→ What you will do
Each line below should be restated exactly, with nothing dropped.

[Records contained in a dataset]
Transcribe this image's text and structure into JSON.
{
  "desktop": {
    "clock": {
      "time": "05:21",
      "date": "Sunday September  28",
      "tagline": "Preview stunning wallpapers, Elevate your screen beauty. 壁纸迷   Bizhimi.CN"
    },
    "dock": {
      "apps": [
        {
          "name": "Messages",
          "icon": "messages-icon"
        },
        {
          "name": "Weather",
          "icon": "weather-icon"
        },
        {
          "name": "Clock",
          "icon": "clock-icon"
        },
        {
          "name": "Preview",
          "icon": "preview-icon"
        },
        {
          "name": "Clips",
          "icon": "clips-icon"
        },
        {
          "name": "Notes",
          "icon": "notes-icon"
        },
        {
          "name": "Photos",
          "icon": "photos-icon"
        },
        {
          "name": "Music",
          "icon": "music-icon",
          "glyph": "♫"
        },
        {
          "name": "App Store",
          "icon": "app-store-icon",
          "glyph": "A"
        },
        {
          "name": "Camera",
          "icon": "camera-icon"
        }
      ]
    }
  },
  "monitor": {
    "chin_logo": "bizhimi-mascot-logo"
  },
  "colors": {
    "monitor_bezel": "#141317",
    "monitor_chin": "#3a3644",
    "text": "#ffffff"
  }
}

→ Response for this exercise
Transcribe this image's text and structure into JSON.
{
  "desktop": {
    "clock": {
      "time": "05:21",
      "date": "Sunday September  28",
      "tagline": "Preview stunning wallpapers, Elevate your screen beauty. 壁纸迷   Bizhimi.CN"
    },
    "dock": {
      "apps": [
        {
          "name": "Messages",
          "icon": "messages-icon"
        },
        {
          "name": "Weather",
          "icon": "weather-icon"
        },
        {
          "name": "Clock",
          "icon": "clock-icon"
        },
        {
          "name": "Preview",
          "icon": "preview-icon"
        },
        {
          "name": "Clips",
          "icon": "clips-icon"
        },
        {
          "name": "Notes",
          "icon": "notes-icon"
        },
        {
          "name": "Photos",
          "icon": "photos-icon"
        },
        {
          "name": "Music",
          "icon": "music-icon",
          "glyph": "♫"
        },
        {
          "name": "App Store",
          "icon": "app-store-icon",
          "glyph": "A"
        },
        {
          "name": "Camera",
          "icon": "camera-icon"
        }
      ]
    }
  },
  "monitor": {
    "chin_logo": "bizhimi-mascot-logo"
  },
  "colors": {
    "monitor_bezel": "#141317",
    "monitor_chin": "#3a3644",
    "text": "#ffffff"
  }
}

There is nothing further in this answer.